For the past three years, I’ve been working as an English and reading comprehension tutor at a private high school in North Philadelphia. Working there has taught me many things, but what truly stood out to me is that writing proficiency, while undoubtedly a very important skill, is being overlooked in the college admissions process.
Of the 21 students I work with, at least 10 have been accepted to attend Temple in Fall 2013. Eight of them scored less than 500 on the writing section of the SAT, despite the fact that Temple’s average score on that section, according to the university’s 2011 student profile, is 549. Five of the students I tutor are placed in remedial English and have to attend a summer program to officially enter Temple in the fall. Four of them have a “C” average in their high school English classes and none of them have ever gotten higher than a “B” on a paper.
Last year, I was doing a review with the kids I tutor on sentence structure. We turned it into an exercise in which each person would write three paragraphs on how we could clean up the streets of Philadelphia. When I looked at their work I found that the students had really awesome ideas, but were having trouble expressing them without awkward phrasing or run-on sentences.
This indicates that writing is being poorly taught in high school. After four consecutive years taking high school English, students should at least be on an intermediate level of writing. There should be a standard that all students have to meet in order to progress with the rest of their class.
This also raises the question of how important the personal statement section of the university application is. Of the essays that I read, only four of them seemed collegiate and structured. The others were lacking in proper style and organization, and often went off on unrelated tangents. Still, several of the unstructured ones were accepted.
It isn’t Temple’s job, or any other university’s for that matter, to reteach things that should have been taught and reinforced in high school. What’s the purpose in taking so many English classes if the same techniques and skills will need to be retaught upon the students’ entrance into a college?

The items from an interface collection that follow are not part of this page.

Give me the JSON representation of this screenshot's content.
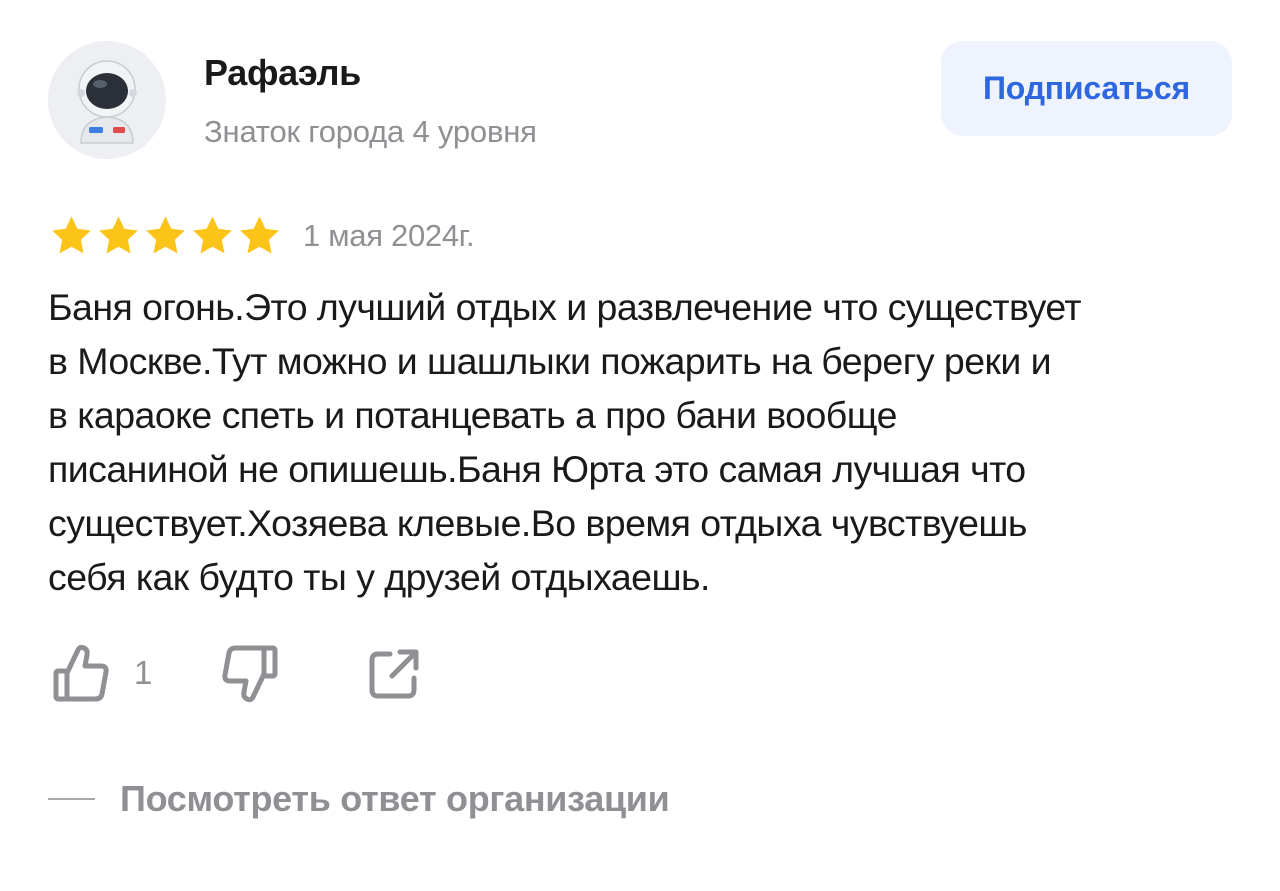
{
  "author": {
    "name": "Рафаэль",
    "level": "Знаток города 4 уровня",
    "avatar_icon": "astronaut-icon"
  },
  "subscribe": {
    "label": "Подписаться"
  },
  "rating": {
    "stars": 5,
    "max_stars": 5,
    "star_color": "#fcc419"
  },
  "date": "1 мая 2024г.",
  "review_text": "Баня огонь.Это лучший отдых и развлечение что существует\nв Москве.Тут можно и шашлыки пожарить на берегу реки и\nв караоке спеть и потанцевать а про бани вообще\nписаниной не опишешь.Баня Юрта это самая лучшая что\nсуществует.Хозяева клевые.Во время отдыха чувствуешь\nсебя как будто ты у друзей отдыхаешь.",
  "actions": {
    "like_icon": "thumbs-up-icon",
    "like_count": "1",
    "dislike_icon": "thumbs-down-icon",
    "share_icon": "share-icon"
  },
  "org_answer": {
    "label": "Посмотреть ответ организации"
  },
  "colors": {
    "accent": "#2f67e0",
    "button_bg": "#eef3fd",
    "muted_text": "#8f8f94",
    "main_text": "#1a1a1a"
  }
}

If Temple held a high regard for writing skills, surely the admissions office would more strictly enforce the minimum requirement in that section. Temple is not the only college that does not seem to give much importance to the writing aspect of an applicant’s eligibility for admission.
Some universities don’t even take the writing section into account. For example, Stanford University considers only the cumulative score of the math and reading sections. It takes the writing section into account as a reference or when other scores or application criteria are not exactly up to par.
I find that both unfair and ridiculous. Math and reading are only a part of what makes a good student. In order to do anything, you must have some level of proficiency in writing. Even a mathematical genius would face problems in his endeavors if he lacks the ability to write without grammatical or style errors.
That is not to say that writing should outweigh the value of math, reading and science scores. The point is merely that it needs to hold just as much importance to admissions as those other subjects do. A college education is made up of all these criteria, and so no part should be held with lesser value. The contrary only points to the idea that someone who is good at math is smarter than someone who is an excellent writer, which is in no way the case.
Hend Salah can be reached at firstname.lastname@example.org.